Data >>
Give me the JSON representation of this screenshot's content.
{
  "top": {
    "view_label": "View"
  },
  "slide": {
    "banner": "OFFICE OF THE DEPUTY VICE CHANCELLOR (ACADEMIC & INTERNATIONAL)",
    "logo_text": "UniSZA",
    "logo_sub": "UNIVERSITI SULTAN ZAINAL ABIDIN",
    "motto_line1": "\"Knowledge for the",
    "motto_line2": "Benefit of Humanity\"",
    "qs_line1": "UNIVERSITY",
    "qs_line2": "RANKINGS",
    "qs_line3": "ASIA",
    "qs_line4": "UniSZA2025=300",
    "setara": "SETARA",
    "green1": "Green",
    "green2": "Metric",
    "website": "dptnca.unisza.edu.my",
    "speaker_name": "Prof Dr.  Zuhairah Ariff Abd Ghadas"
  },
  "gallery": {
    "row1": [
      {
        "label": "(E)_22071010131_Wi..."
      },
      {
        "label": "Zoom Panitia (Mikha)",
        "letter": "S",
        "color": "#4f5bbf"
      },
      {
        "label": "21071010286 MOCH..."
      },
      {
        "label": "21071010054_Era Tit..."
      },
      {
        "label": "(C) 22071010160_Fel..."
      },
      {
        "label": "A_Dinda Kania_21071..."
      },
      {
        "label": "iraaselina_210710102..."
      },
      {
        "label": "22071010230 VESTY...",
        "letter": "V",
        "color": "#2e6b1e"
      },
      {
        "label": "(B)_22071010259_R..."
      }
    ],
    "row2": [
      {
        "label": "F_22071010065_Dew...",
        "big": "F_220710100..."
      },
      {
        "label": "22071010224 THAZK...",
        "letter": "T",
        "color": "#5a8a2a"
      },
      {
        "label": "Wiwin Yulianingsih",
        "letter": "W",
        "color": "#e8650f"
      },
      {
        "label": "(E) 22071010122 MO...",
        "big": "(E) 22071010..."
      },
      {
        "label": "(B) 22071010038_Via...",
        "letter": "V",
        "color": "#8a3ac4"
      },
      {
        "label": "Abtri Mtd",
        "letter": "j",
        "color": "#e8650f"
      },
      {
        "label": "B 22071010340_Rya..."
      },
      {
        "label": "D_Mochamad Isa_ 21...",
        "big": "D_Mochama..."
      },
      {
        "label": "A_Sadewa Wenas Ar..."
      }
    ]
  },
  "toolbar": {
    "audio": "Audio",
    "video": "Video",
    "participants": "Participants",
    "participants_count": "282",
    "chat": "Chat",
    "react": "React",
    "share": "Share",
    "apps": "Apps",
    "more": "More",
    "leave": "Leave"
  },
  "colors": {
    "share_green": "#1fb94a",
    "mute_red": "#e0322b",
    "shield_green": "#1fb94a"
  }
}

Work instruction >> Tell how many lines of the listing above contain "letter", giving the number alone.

Your response >> 6